══ Supplied records ══
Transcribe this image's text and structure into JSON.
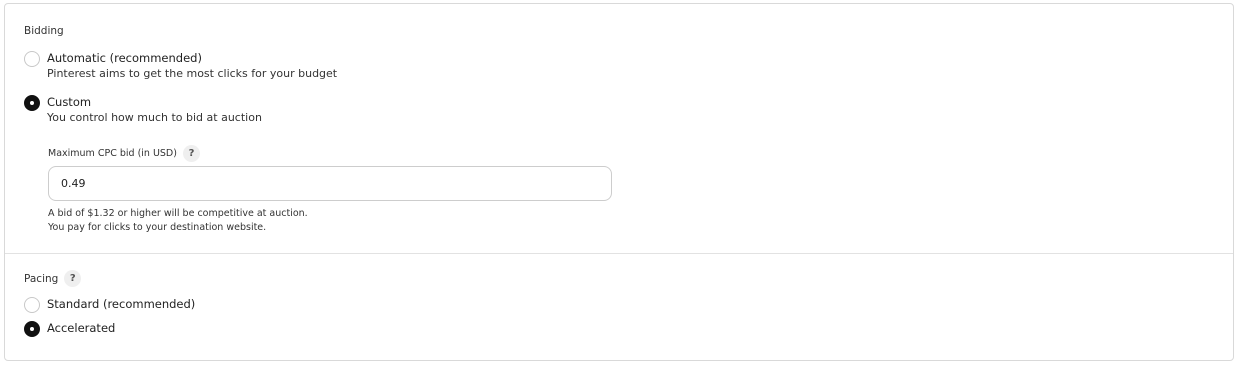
{
  "bidding": {
    "title": "Bidding",
    "options": [
      {
        "label": "Automatic (recommended)",
        "description": "Pinterest aims to get the most clicks for your budget",
        "selected": false
      },
      {
        "label": "Custom",
        "description": "You control how much to bid at auction",
        "selected": true
      }
    ],
    "max_cpc": {
      "label": "Maximum CPC bid (in USD)",
      "help": "?",
      "value": "0.49"
    },
    "hint_lines": [
      "A bid of $1.32 or higher will be competitive at auction.",
      "You pay for clicks to your destination website."
    ]
  },
  "pacing": {
    "title": "Pacing",
    "help": "?",
    "options": [
      {
        "label": "Standard (recommended)",
        "selected": false
      },
      {
        "label": "Accelerated",
        "selected": true
      }
    ]
  }
}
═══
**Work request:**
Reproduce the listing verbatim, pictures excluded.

**Output:**
Transcribe this image's text and structure into JSON.
{
  "bidding": {
    "title": "Bidding",
    "options": [
      {
        "label": "Automatic (recommended)",
        "description": "Pinterest aims to get the most clicks for your budget",
        "selected": false
      },
      {
        "label": "Custom",
        "description": "You control how much to bid at auction",
        "selected": true
      }
    ],
    "max_cpc": {
      "label": "Maximum CPC bid (in USD)",
      "help": "?",
      "value": "0.49"
    },
    "hint_lines": [
      "A bid of $1.32 or higher will be competitive at auction.",
      "You pay for clicks to your destination website."
    ]
  },
  "pacing": {
    "title": "Pacing",
    "help": "?",
    "options": [
      {
        "label": "Standard (recommended)",
        "selected": false
      },
      {
        "label": "Accelerated",
        "selected": true
      }
    ]
  }
}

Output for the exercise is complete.